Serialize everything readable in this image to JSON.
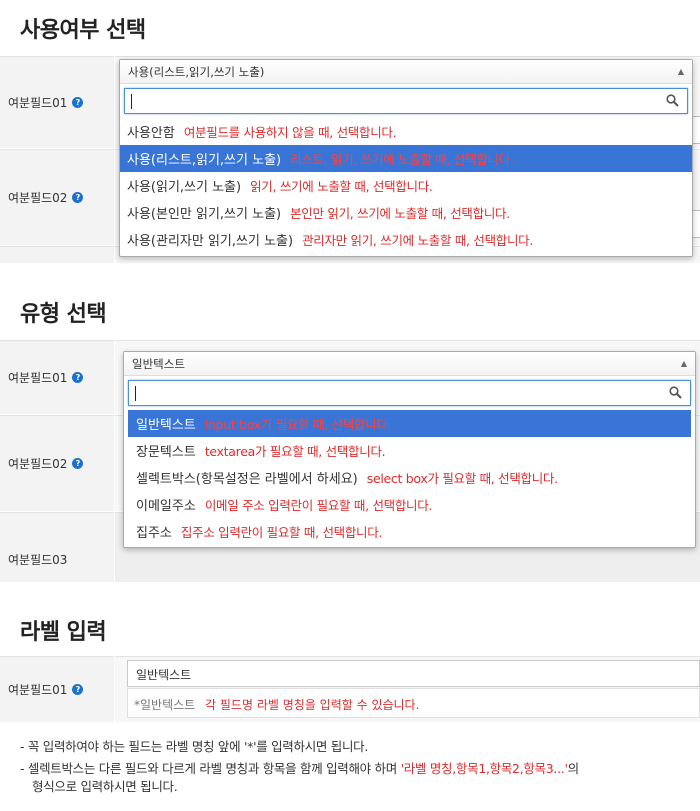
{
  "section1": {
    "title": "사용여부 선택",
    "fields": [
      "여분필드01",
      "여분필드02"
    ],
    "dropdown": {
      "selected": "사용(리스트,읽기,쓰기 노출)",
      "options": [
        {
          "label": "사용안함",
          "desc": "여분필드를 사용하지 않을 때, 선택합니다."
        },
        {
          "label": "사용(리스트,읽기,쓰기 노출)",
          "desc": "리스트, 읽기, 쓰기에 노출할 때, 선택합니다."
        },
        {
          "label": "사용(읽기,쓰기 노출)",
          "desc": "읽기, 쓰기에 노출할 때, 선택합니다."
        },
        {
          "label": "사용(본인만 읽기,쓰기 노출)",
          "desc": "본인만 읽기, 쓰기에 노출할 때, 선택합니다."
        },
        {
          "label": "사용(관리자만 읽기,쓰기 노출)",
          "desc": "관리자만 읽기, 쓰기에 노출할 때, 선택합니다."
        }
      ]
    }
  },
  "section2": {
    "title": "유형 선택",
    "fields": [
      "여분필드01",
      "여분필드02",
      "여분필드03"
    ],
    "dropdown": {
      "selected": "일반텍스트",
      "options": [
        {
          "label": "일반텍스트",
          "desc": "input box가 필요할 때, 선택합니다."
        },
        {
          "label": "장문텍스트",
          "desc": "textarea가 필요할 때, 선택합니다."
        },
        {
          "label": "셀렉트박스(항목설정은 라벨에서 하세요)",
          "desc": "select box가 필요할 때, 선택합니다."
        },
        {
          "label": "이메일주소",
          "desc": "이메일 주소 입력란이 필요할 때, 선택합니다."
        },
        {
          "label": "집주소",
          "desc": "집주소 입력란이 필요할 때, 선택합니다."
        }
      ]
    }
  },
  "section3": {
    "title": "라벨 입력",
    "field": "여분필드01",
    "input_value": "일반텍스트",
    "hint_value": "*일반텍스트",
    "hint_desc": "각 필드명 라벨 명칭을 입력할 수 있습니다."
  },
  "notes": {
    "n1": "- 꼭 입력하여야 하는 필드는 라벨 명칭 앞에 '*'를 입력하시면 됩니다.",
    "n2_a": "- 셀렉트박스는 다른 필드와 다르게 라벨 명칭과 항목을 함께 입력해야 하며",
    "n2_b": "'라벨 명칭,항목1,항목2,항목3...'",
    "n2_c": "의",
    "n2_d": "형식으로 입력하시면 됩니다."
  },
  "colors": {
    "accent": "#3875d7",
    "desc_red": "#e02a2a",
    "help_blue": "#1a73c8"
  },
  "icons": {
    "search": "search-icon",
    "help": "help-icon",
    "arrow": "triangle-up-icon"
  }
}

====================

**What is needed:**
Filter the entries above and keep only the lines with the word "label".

**Output below:**
          "label": "사용안함",
          "label": "사용(리스트,읽기,쓰기 노출)",
          "label": "사용(읽기,쓰기 노출)",
          "label": "사용(본인만 읽기,쓰기 노출)",
          "label": "사용(관리자만 읽기,쓰기 노출)",
          "label": "일반텍스트",
          "label": "장문텍스트",
          "label": "셀렉트박스(항목설정은 라벨에서 하세요)",
          "label": "이메일주소",
          "label": "집주소",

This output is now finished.